If you’ve been to the vitamin and supplement section of your local store at some point within the last few years, you’ve probably seen various products called probiotics. Maybe you know of someone who has taken them, or you may have even taken them yourself. Probiotics are an often misunderstood product. Like everything else, there is a lot of marketing around them, and most people don’t completely know what the claims the products are making mean. Let’s try and break some things down and help you better understand them
What even are probiotics? They are live microorganisms that populate your GI tract! Usually probiotic supplements are made up of bacteria, yeast, and sometimes fibers called prebiotics that help ferment and grow the probiotic organisms. Probiotics are often measures as CFUs, or Colony Forming Units. This just describes how many active organisms are in each serving of the probiotic. When it comes to this, however, more isn’t always better! Despite what marketing would make you believe, having more CFUs does not make the product work better. In fact, it’s more important to focus on the actual strains than the amount.
For example, it doesn’t matter if you have 1 billion or 10 billion CFUs of a certain organism if it’s not the right strain for you. If that specific bacterium has only been shown to help with diarrhea, then it’s probably not going to help you if you’re taking the probiotic to relieve constipation.
Let’s take a second to talk about probiotic terminology. Since probiotics are organisms, they have a genus and a species – just like humans are homo sapiens. The major genus that you will seen in probiotics are Lactobacillus, Bifidobacterium, Saccharomyces, Streptococcus, Enterococcus, Escherichia, and Bacillus. Within each genus are different species. For example, you may see Bifidobacterium longus or Bifidobacterium animalis.

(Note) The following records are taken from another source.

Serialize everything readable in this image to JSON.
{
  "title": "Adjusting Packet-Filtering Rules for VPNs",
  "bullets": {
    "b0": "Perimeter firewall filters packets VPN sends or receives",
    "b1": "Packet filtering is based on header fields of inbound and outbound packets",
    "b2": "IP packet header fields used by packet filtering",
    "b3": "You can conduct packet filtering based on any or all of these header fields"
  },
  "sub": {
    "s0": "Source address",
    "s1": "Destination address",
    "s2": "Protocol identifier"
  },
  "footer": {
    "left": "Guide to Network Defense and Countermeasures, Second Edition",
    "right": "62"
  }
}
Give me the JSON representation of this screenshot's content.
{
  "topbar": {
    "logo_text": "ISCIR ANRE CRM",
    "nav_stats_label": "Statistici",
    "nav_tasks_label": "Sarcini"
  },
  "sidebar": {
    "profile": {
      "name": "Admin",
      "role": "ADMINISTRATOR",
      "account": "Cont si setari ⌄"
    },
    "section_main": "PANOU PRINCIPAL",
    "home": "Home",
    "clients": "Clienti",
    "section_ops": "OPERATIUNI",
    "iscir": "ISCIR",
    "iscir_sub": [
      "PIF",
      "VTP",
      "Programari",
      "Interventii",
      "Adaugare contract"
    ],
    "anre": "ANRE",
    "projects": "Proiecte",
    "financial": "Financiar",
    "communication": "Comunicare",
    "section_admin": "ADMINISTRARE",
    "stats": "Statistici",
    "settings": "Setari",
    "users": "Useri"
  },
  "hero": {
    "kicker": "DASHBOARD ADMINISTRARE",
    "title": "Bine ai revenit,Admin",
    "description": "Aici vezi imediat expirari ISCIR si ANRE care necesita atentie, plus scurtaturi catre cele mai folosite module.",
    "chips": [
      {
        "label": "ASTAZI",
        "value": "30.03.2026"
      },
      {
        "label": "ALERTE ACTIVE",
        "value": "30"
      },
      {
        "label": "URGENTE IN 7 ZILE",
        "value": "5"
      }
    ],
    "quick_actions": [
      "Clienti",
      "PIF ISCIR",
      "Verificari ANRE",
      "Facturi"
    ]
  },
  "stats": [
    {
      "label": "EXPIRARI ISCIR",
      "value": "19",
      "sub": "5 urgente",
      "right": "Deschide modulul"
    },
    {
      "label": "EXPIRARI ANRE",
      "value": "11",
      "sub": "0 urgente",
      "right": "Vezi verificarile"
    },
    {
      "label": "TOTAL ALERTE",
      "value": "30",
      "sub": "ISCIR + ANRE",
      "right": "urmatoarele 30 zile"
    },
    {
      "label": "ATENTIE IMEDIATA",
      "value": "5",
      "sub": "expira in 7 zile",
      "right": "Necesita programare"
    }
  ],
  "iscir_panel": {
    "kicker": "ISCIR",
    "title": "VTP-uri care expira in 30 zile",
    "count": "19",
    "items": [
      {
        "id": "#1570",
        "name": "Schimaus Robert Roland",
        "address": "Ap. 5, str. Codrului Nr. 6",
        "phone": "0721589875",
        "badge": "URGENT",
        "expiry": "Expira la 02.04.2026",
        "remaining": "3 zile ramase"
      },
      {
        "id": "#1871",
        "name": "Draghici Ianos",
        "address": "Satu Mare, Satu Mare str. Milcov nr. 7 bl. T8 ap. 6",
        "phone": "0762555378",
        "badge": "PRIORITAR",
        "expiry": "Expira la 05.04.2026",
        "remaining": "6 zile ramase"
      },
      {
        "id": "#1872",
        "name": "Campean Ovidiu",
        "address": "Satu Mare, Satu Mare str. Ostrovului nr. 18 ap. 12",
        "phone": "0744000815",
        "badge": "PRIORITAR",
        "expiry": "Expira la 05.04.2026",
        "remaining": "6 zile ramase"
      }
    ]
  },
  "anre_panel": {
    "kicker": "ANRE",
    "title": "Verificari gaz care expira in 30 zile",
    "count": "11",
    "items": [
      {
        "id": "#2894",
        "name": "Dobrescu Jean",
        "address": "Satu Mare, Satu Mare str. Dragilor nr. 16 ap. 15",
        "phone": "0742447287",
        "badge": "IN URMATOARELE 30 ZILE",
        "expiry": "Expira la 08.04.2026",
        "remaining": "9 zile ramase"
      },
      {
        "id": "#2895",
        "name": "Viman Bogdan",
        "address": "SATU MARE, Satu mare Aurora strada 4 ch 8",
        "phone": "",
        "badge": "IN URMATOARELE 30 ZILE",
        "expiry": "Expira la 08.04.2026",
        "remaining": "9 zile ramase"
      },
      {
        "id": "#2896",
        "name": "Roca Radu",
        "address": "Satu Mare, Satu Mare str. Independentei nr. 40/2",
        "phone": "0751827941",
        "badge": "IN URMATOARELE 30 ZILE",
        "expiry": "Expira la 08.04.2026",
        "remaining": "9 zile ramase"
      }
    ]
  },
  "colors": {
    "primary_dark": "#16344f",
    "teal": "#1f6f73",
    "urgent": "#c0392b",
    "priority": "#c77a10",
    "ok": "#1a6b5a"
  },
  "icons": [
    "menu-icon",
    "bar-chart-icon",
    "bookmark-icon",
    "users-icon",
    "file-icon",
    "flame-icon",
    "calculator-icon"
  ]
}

One key thing to look for when choosing probiotics is a strain designation. This is usually shown as letter or numbers following the genus and species. In studies that look at microorganisms and their impact on health, scientists are looking at very precise organisms. There are many different strains of certain genus and species. And regardless of if an organism has the same genus and species, their benefits can be different based on their strain. Some examples of strains include Lactobacillus Rhamnosus GG, Lactobacillus acidophilus CL1285, Saccharomyces boulardii CNCM I-745.
Remember, the benefits of probiotics are strain specific. Each strain has different effects on your body, so when looking for a probiotic, you want to look for ones that have been shown to help with whatever problem you are looking to fix.
When it comes to shopping for probiotics, here is what I recommend looking for:
- It needs to include the strain designation. If it doesn’t, I don’t know which one is in the product and thus I don’t feel like it’s worth my money.
- Watch out for “proprietary blends.” That’s just a fancy way of saying it’s a company’s “secret recipe” and unless they specify how much of each organism is in the blend, then there is no way of knowing how much of each you are getting. And oftentimes, if you reach out to ask a company how much of each is in their blend, they won’t tell you. That’s a big red flag to me as a consumer!
- If a company can show on their website the research they used for their products. This one is going to be harder to do if you’re just casually browsing for a product to try, but if you are looking to invest some money into it, it’s best to check if they can back up what they are selling.
This website can help you identify which strain best addresses your needs. When in doubt, reach out to your favorite dietitians here at New Leaf Nutrition® to help you chose the probiotic that’s right for you!
-Alex Harris, MA, RD, LD, CPT